The Vibe: After descending into the dark cavern, it takes a while for your eyes to adjust and your ears to recognize that the pounding bass is music. Once you're acclimated, High Five Ramen is a sensory utopia. The small kitchen prepares four bowls at a time of smoldering hot ramen - hot in temperature and hot in spiciness. They are quickly whisked to diners at the bar, who are nursing oversized cans of Japanese beer and sake. The room is just bright enough to see the pools of chile oil floating on top of the rich both. Light enters through bulletproof glass windows that have been painted over with purple paint. Exposed-brick walls and rafters further emphasizes the dirty-basement vibe converted into a too-cool-for-school ramen shop.
The Crowd: The line equaled the amount of seats in the restaurant within minutes of opening. The people in that line were a mix of ramen fanatics, including several Japanese natives testing Sodikoff’s chops, as well as in-the-know foodies.
Eat This: The house ramen is spicy, almost too spicy, with a combination of Sichuan peppercorns and Japanese chiles to create a sweltering, numbing heat. The menu warns, “there may be pain, suffering, sweating, discomfort and a creeping feeling of deep regret that is followed by a pure sensory euphoria.” This descriptor is surprisingly accurate, but what it leaves out is that the intense heat overpowers the delicate black-garlic oil, local bean sprouts, fresh scallions and seasoned egg. Opt for the half-spice ramen to fully enjoy the combination of rich tonkotsu broth with slow-roasted pork belly and toothsome alkaline noodles.
Drink This: Hot ramen and cold beer is a match made in heaven. In this case, the beer is Asahi Super Dry, a popular choice in ramen shops around Japan. The crisp, light brew is served in a “Canzilla,” or a 1,000-ml can, for $12.
Skip This: The Yuzu Last Word is a slushie cocktail served in a ceramic skull or urchin mug designed by one of Maude’s bartenders.

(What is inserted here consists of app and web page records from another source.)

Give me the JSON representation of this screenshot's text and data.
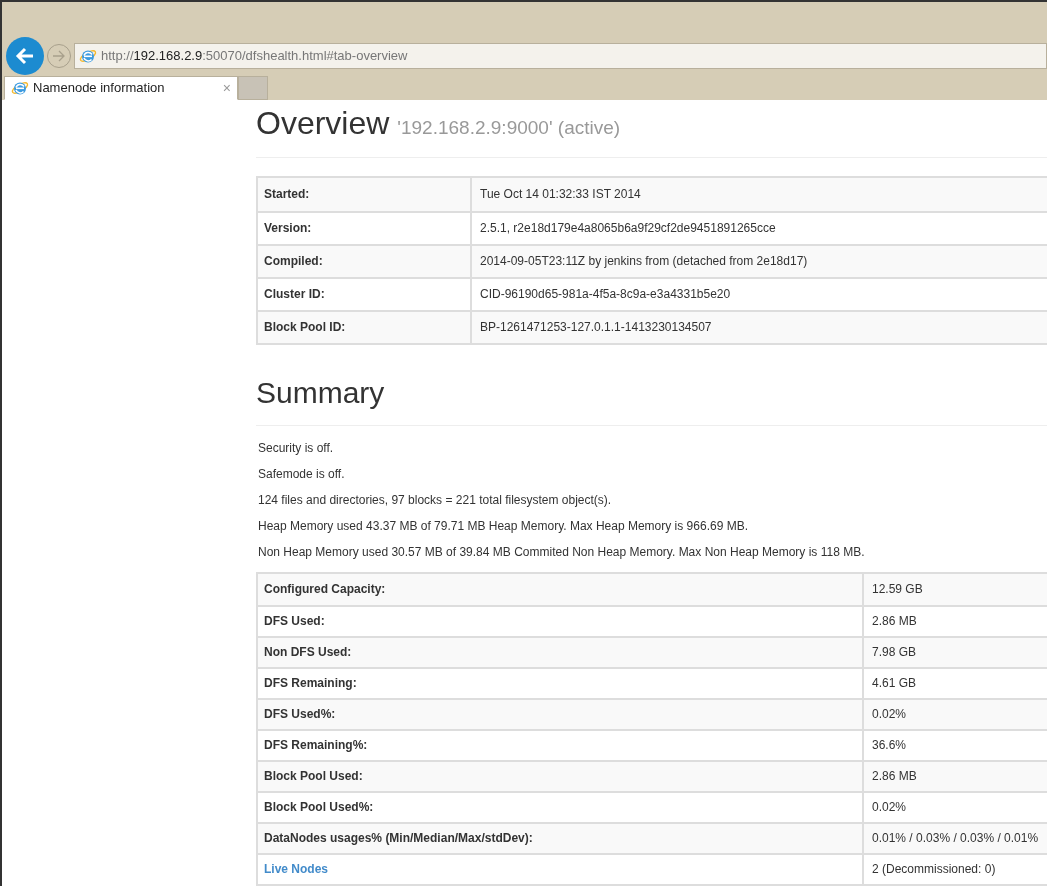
{
  "address_bar": {
    "scheme": "http://",
    "host": "192.168.2.9",
    "rest": ":50070/dfshealth.html#tab-overview"
  },
  "tabs": [
    {
      "label": "Namenode information",
      "selected": true,
      "close": "×"
    }
  ],
  "overview": {
    "title": "Overview",
    "subtitle": "'192.168.2.9:9000' (active)",
    "rows": [
      {
        "label": "Started:",
        "value": "Tue Oct 14 01:32:33 IST 2014"
      },
      {
        "label": "Version:",
        "value": "2.5.1, r2e18d179e4a8065b6a9f29cf2de9451891265cce"
      },
      {
        "label": "Compiled:",
        "value": "2014-09-05T23:11Z by jenkins from (detached from 2e18d17)"
      },
      {
        "label": "Cluster ID:",
        "value": "CID-96190d65-981a-4f5a-8c9a-e3a4331b5e20"
      },
      {
        "label": "Block Pool ID:",
        "value": "BP-1261471253-127.0.1.1-1413230134507"
      }
    ]
  },
  "summary": {
    "title": "Summary",
    "lines": [
      "Security is off.",
      "Safemode is off.",
      "124 files and directories, 97 blocks = 221 total filesystem object(s).",
      "Heap Memory used 43.37 MB of 79.71 MB Heap Memory. Max Heap Memory is 966.69 MB.",
      "Non Heap Memory used 30.57 MB of 39.84 MB Commited Non Heap Memory. Max Non Heap Memory is 118 MB."
    ],
    "rows": [
      {
        "kind": "text",
        "label": "Configured Capacity:",
        "value": "12.59 GB"
      },
      {
        "kind": "text",
        "label": "DFS Used:",
        "value": "2.86 MB"
      },
      {
        "kind": "text",
        "label": "Non DFS Used:",
        "value": "7.98 GB"
      },
      {
        "kind": "text",
        "label": "DFS Remaining:",
        "value": "4.61 GB"
      },
      {
        "kind": "text",
        "label": "DFS Used%:",
        "value": "0.02%"
      },
      {
        "kind": "text",
        "label": "DFS Remaining%:",
        "value": "36.6%"
      },
      {
        "kind": "text",
        "label": "Block Pool Used:",
        "value": "2.86 MB"
      },
      {
        "kind": "text",
        "label": "Block Pool Used%:",
        "value": "0.02%"
      },
      {
        "kind": "text",
        "label": "DataNodes usages% (Min/Median/Max/stdDev):",
        "value": "0.01% / 0.03% / 0.03% / 0.01%"
      },
      {
        "kind": "link",
        "label": "Live Nodes",
        "value": "2 (Decommissioned: 0)"
      }
    ]
  }
}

However, the sweet and tart concoction can’t cut the spice of the ramen.
The Damage: $24
The Verdict: Sodikoff strikes again with an upscale take on authentic ramen that fits his übertrendy, super-stylized interpretation of a Japanese ramen shop.
112 N. Green St. (entrance down the alley through the first door on the left)